WHAT THIS TASK INVOLVES: Here the job is to copy the data exactly and to exclude every image from it.

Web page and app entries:
::::::::::

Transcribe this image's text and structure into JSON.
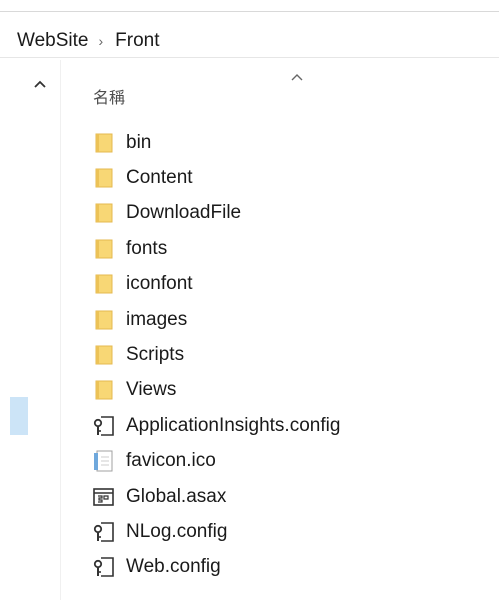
{
  "breadcrumb": {
    "items": [
      "WebSite",
      "Front"
    ],
    "separator": "›"
  },
  "list": {
    "name_header": "名稱",
    "items": [
      {
        "name": "bin",
        "icon": "folder-icon"
      },
      {
        "name": "Content",
        "icon": "folder-icon"
      },
      {
        "name": "DownloadFile",
        "icon": "folder-icon"
      },
      {
        "name": "fonts",
        "icon": "folder-icon"
      },
      {
        "name": "iconfont",
        "icon": "folder-icon"
      },
      {
        "name": "images",
        "icon": "folder-icon"
      },
      {
        "name": "Scripts",
        "icon": "folder-icon"
      },
      {
        "name": "Views",
        "icon": "folder-icon"
      },
      {
        "name": "ApplicationInsights.config",
        "icon": "config-file-icon"
      },
      {
        "name": "favicon.ico",
        "icon": "image-file-icon"
      },
      {
        "name": "Global.asax",
        "icon": "asax-file-icon"
      },
      {
        "name": "NLog.config",
        "icon": "config-file-icon"
      },
      {
        "name": "Web.config",
        "icon": "config-file-icon"
      }
    ]
  },
  "colors": {
    "folder": "#f8d775",
    "folder_dark": "#e8b84a",
    "selection": "#cce4f7",
    "text": "#1a1a1a"
  }
}
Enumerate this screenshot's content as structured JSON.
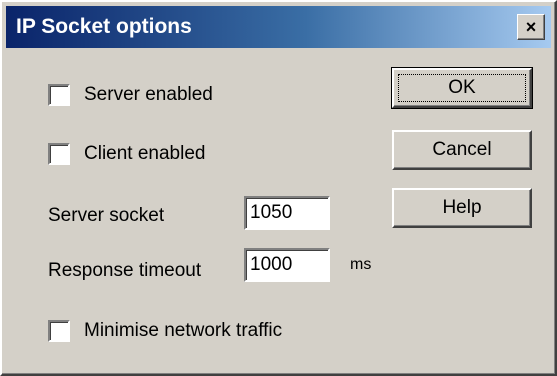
{
  "window": {
    "title": "IP Socket options",
    "close_glyph": "✕"
  },
  "options": {
    "server_enabled": {
      "label": "Server enabled",
      "checked": false
    },
    "client_enabled": {
      "label": "Client enabled",
      "checked": false
    },
    "minimise_traffic": {
      "label": "Minimise network traffic",
      "checked": false
    }
  },
  "fields": {
    "server_socket": {
      "label": "Server socket",
      "value": "1050"
    },
    "response_timeout": {
      "label": "Response timeout",
      "value": "1000",
      "unit": "ms"
    }
  },
  "buttons": {
    "ok": "OK",
    "cancel": "Cancel",
    "help": "Help"
  }
}
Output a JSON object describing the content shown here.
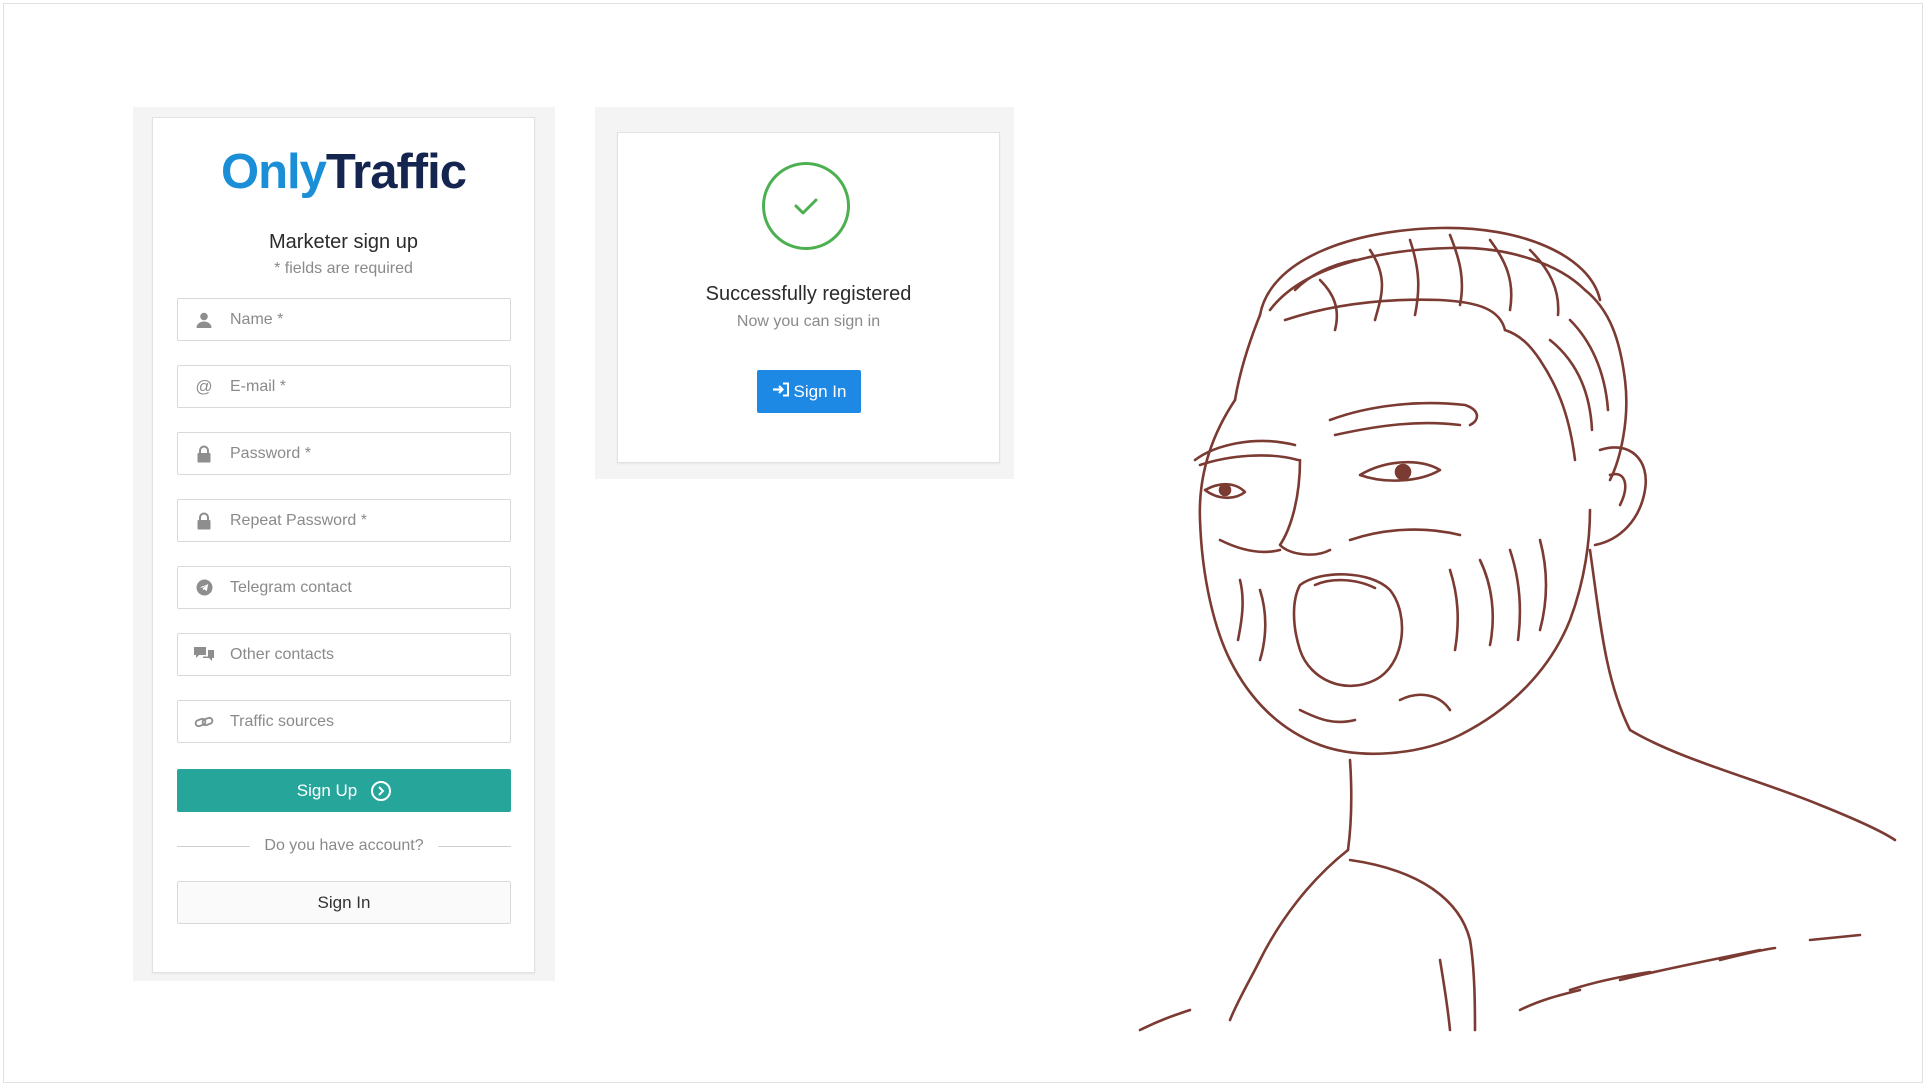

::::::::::

WORKED SOLUTION:
Transcribe this image's text and structure into JSON.
{
  "breadcrumb": {
    "items": [
      "WebSite",
      "Front"
    ],
    "separator": "›"
  },
  "list": {
    "name_header": "名稱",
    "items": [
      {
        "name": "bin",
        "icon": "folder-icon"
      },
      {
        "name": "Content",
        "icon": "folder-icon"
      },
      {
        "name": "DownloadFile",
        "icon": "folder-icon"
      },
      {
        "name": "fonts",
        "icon": "folder-icon"
      },
      {
        "name": "iconfont",
        "icon": "folder-icon"
      },
      {
        "name": "images",
        "icon": "folder-icon"
      },
      {
        "name": "Scripts",
        "icon": "folder-icon"
      },
      {
        "name": "Views",
        "icon": "folder-icon"
      },
      {
        "name": "ApplicationInsights.config",
        "icon": "config-file-icon"
      },
      {
        "name": "favicon.ico",
        "icon": "image-file-icon"
      },
      {
        "name": "Global.asax",
        "icon": "asax-file-icon"
      },
      {
        "name": "NLog.config",
        "icon": "config-file-icon"
      },
      {
        "name": "Web.config",
        "icon": "config-file-icon"
      }
    ]
  },
  "colors": {
    "folder": "#f8d775",
    "folder_dark": "#e8b84a",
    "selection": "#cce4f7",
    "text": "#1a1a1a"
  }
}
Enumerate this screenshot's content as structured JSON.
{
  "window": {
    "title": "IP Socket options",
    "close_glyph": "✕"
  },
  "options": {
    "server_enabled": {
      "label": "Server enabled",
      "checked": false
    },
    "client_enabled": {
      "label": "Client enabled",
      "checked": false
    },
    "minimise_traffic": {
      "label": "Minimise network traffic",
      "checked": false
    }
  },
  "fields": {
    "server_socket": {
      "label": "Server socket",
      "value": "1050"
    },
    "response_timeout": {
      "label": "Response timeout",
      "value": "1000",
      "unit": "ms"
    }
  },
  "buttons": {
    "ok": "OK",
    "cancel": "Cancel",
    "help": "Help"
  }
}
Output a JSON object describing the content shown here.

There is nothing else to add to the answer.